  • Myers, D. G. (2000). Feeling Good About Fredrickson's Emotions. Prevention and Treatment, 3.
  • Myers, D. G. & Diener, E. (1999). Scientific American, 54-56.
  • Premuzic-Chamorro, T. (2007). Personality and Individual Difference. Wiley-Blackwell: Malden, MA.
  • Roffey, S. (2012). Positive Relationships: Evidence Based Practice across the World. London, UK: Springer.
  • Rosenhan, D. L., Salovey, P., & Hargis, K. (1981). The joys of helping: Focus of attention mediates the impact of positive affect on helping. Journal of Personality and Social Psychology, 40, 899-905.
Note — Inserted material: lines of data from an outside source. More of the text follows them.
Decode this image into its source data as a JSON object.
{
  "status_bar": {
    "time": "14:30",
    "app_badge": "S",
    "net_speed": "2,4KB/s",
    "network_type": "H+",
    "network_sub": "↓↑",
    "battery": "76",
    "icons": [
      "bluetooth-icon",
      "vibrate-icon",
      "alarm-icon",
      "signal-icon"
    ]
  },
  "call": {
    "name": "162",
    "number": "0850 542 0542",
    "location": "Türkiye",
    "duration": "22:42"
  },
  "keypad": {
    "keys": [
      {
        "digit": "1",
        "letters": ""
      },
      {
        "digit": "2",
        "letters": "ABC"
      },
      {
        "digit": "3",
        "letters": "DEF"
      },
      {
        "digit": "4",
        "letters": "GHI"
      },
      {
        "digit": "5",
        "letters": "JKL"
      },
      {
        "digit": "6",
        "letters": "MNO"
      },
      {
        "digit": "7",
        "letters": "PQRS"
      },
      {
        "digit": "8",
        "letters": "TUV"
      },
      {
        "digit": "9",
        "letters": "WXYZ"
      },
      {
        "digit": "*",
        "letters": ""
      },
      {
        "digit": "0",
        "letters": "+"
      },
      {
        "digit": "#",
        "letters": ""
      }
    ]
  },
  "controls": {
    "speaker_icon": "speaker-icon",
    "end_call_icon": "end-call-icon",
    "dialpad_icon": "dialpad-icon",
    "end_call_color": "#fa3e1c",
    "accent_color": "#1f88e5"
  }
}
  • Walker, M. (2007). Happy-People-Pills and Prosocial Behaviour. Philisophica, 79, 93-111.